- YOUR TASK -
All of the records below are to be output exactly; no image belongs in the result.

- RECORD EXCERPTS -
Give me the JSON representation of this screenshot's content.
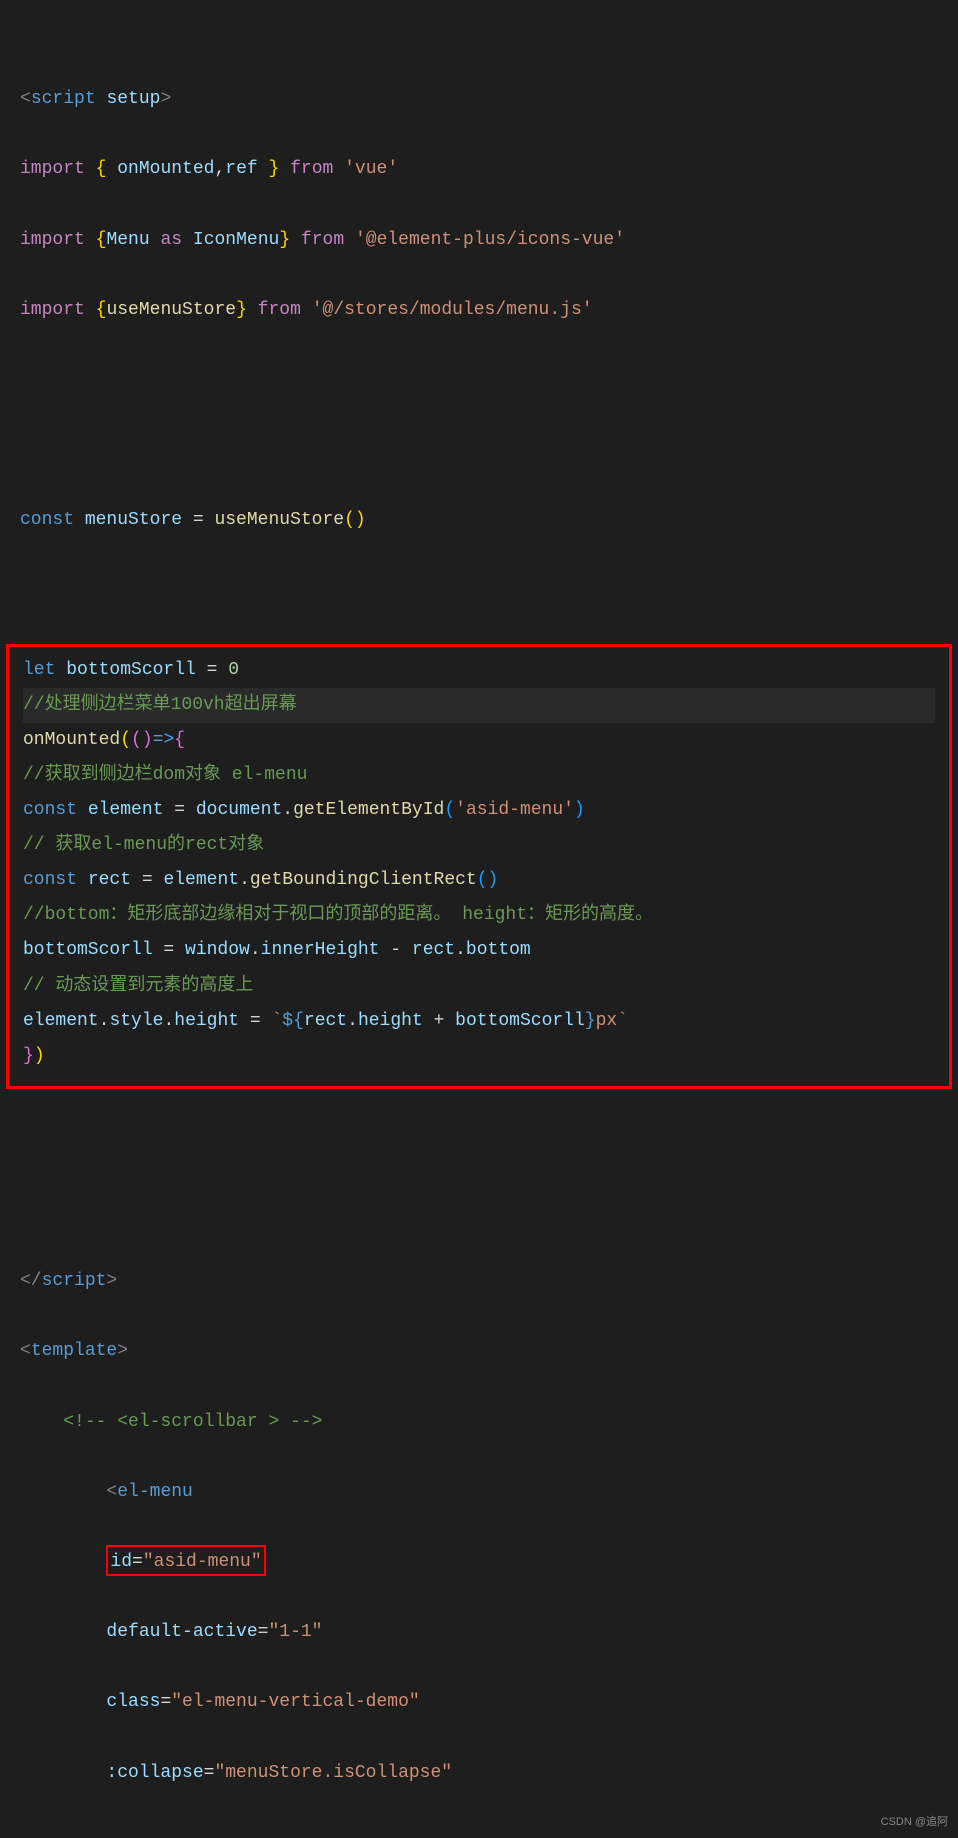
{
  "l1": {
    "open": "<",
    "tag": "script",
    "attr": "setup",
    "close": ">"
  },
  "l2": {
    "imp": "import",
    "lb": "{ ",
    "a": "onMounted",
    "c": ",",
    "b": "ref",
    "rb": " }",
    "from": "from",
    "str": "'vue'"
  },
  "l3": {
    "imp": "import",
    "lb": "{",
    "a": "Menu",
    "as": "as",
    "b": "IconMenu",
    "rb": "}",
    "from": "from",
    "str": "'@element-plus/icons-vue'"
  },
  "l4": {
    "imp": "import",
    "lb": "{",
    "a": "useMenuStore",
    "rb": "}",
    "from": "from",
    "str": "'@/stores/modules/menu.js'"
  },
  "l5": {
    "kw": "const",
    "name": "menuStore",
    "eq": " = ",
    "fn": "useMenuStore",
    "p": "()"
  },
  "l6": {
    "kw": "let",
    "name": "bottomScorll",
    "eq": " = ",
    "val": "0"
  },
  "l7": {
    "c": "//处理侧边栏菜单100vh超出屏幕"
  },
  "l8": {
    "fn": "onMounted",
    "lp": "(",
    "ar1": "(",
    "ar2": ")",
    "arrow": "=>",
    "lb": "{"
  },
  "l9": {
    "c": "//获取到侧边栏dom对象 el-menu"
  },
  "l10": {
    "kw": "const",
    "name": "element",
    "eq": " = ",
    "obj": "document",
    "dot": ".",
    "fn": "getElementById",
    "lp": "(",
    "str": "'asid-menu'",
    "rp": ")"
  },
  "l11": {
    "c": "// 获取el-menu的rect对象"
  },
  "l12": {
    "kw": "const",
    "name": "rect",
    "eq": " = ",
    "obj": "element",
    "dot": ".",
    "fn": "getBoundingClientRect",
    "lp": "(",
    "rp": ")"
  },
  "l13": {
    "c": "//bottom：矩形底部边缘相对于视口的顶部的距离。 height：矩形的高度。"
  },
  "l14": {
    "a": "bottomScorll",
    "eq": " = ",
    "b": "window",
    "dot": ".",
    "c": "innerHeight",
    "op": " - ",
    "d": "rect",
    "dot2": ".",
    "e": "bottom"
  },
  "l15": {
    "c": "// 动态设置到元素的高度上"
  },
  "l16": {
    "a": "element",
    "d1": ".",
    "b": "style",
    "d2": ".",
    "c": "height",
    "eq": " = ",
    "bt1": "`",
    "dl": "${",
    "r": "rect",
    "d3": ".",
    "h": "height",
    "op": " + ",
    "bs": "bottomScorll",
    "dr": "}",
    "px": "px",
    "bt2": "`"
  },
  "l17": {
    "rb": "}",
    "rp": ")"
  },
  "l18": {
    "open": "</",
    "tag": "script",
    "close": ">"
  },
  "l19": {
    "open": "<",
    "tag": "template",
    "close": ">"
  },
  "l20": {
    "c": "<!-- <el-scrollbar > -->"
  },
  "l21": {
    "open": "<",
    "tag": "el-menu"
  },
  "l22": {
    "attr": "id",
    "eq": "=",
    "str": "\"asid-menu\""
  },
  "l23": {
    "attr": "default-active",
    "eq": "=",
    "str": "\"1-1\""
  },
  "l24": {
    "attr": "class",
    "eq": "=",
    "str": "\"el-menu-vertical-demo\""
  },
  "l25": {
    "attr": ":collapse",
    "eq": "=",
    "str": "\"menuStore.isCollapse\""
  },
  "watermark": "CSDN @追阿"
}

- EXPECTED ANSWER -
Give me the JSON representation of this screenshot's content.
{
  "l1": {
    "open": "<",
    "tag": "script",
    "attr": "setup",
    "close": ">"
  },
  "l2": {
    "imp": "import",
    "lb": "{ ",
    "a": "onMounted",
    "c": ",",
    "b": "ref",
    "rb": " }",
    "from": "from",
    "str": "'vue'"
  },
  "l3": {
    "imp": "import",
    "lb": "{",
    "a": "Menu",
    "as": "as",
    "b": "IconMenu",
    "rb": "}",
    "from": "from",
    "str": "'@element-plus/icons-vue'"
  },
  "l4": {
    "imp": "import",
    "lb": "{",
    "a": "useMenuStore",
    "rb": "}",
    "from": "from",
    "str": "'@/stores/modules/menu.js'"
  },
  "l5": {
    "kw": "const",
    "name": "menuStore",
    "eq": " = ",
    "fn": "useMenuStore",
    "p": "()"
  },
  "l6": {
    "kw": "let",
    "name": "bottomScorll",
    "eq": " = ",
    "val": "0"
  },
  "l7": {
    "c": "//处理侧边栏菜单100vh超出屏幕"
  },
  "l8": {
    "fn": "onMounted",
    "lp": "(",
    "ar1": "(",
    "ar2": ")",
    "arrow": "=>",
    "lb": "{"
  },
  "l9": {
    "c": "//获取到侧边栏dom对象 el-menu"
  },
  "l10": {
    "kw": "const",
    "name": "element",
    "eq": " = ",
    "obj": "document",
    "dot": ".",
    "fn": "getElementById",
    "lp": "(",
    "str": "'asid-menu'",
    "rp": ")"
  },
  "l11": {
    "c": "// 获取el-menu的rect对象"
  },
  "l12": {
    "kw": "const",
    "name": "rect",
    "eq": " = ",
    "obj": "element",
    "dot": ".",
    "fn": "getBoundingClientRect",
    "lp": "(",
    "rp": ")"
  },
  "l13": {
    "c": "//bottom：矩形底部边缘相对于视口的顶部的距离。 height：矩形的高度。"
  },
  "l14": {
    "a": "bottomScorll",
    "eq": " = ",
    "b": "window",
    "dot": ".",
    "c": "innerHeight",
    "op": " - ",
    "d": "rect",
    "dot2": ".",
    "e": "bottom"
  },
  "l15": {
    "c": "// 动态设置到元素的高度上"
  },
  "l16": {
    "a": "element",
    "d1": ".",
    "b": "style",
    "d2": ".",
    "c": "height",
    "eq": " = ",
    "bt1": "`",
    "dl": "${",
    "r": "rect",
    "d3": ".",
    "h": "height",
    "op": " + ",
    "bs": "bottomScorll",
    "dr": "}",
    "px": "px",
    "bt2": "`"
  },
  "l17": {
    "rb": "}",
    "rp": ")"
  },
  "l18": {
    "open": "</",
    "tag": "script",
    "close": ">"
  },
  "l19": {
    "open": "<",
    "tag": "template",
    "close": ">"
  },
  "l20": {
    "c": "<!-- <el-scrollbar > -->"
  },
  "l21": {
    "open": "<",
    "tag": "el-menu"
  },
  "l22": {
    "attr": "id",
    "eq": "=",
    "str": "\"asid-menu\""
  },
  "l23": {
    "attr": "default-active",
    "eq": "=",
    "str": "\"1-1\""
  },
  "l24": {
    "attr": "class",
    "eq": "=",
    "str": "\"el-menu-vertical-demo\""
  },
  "l25": {
    "attr": ":collapse",
    "eq": "=",
    "str": "\"menuStore.isCollapse\""
  },
  "watermark": "CSDN @追阿"
}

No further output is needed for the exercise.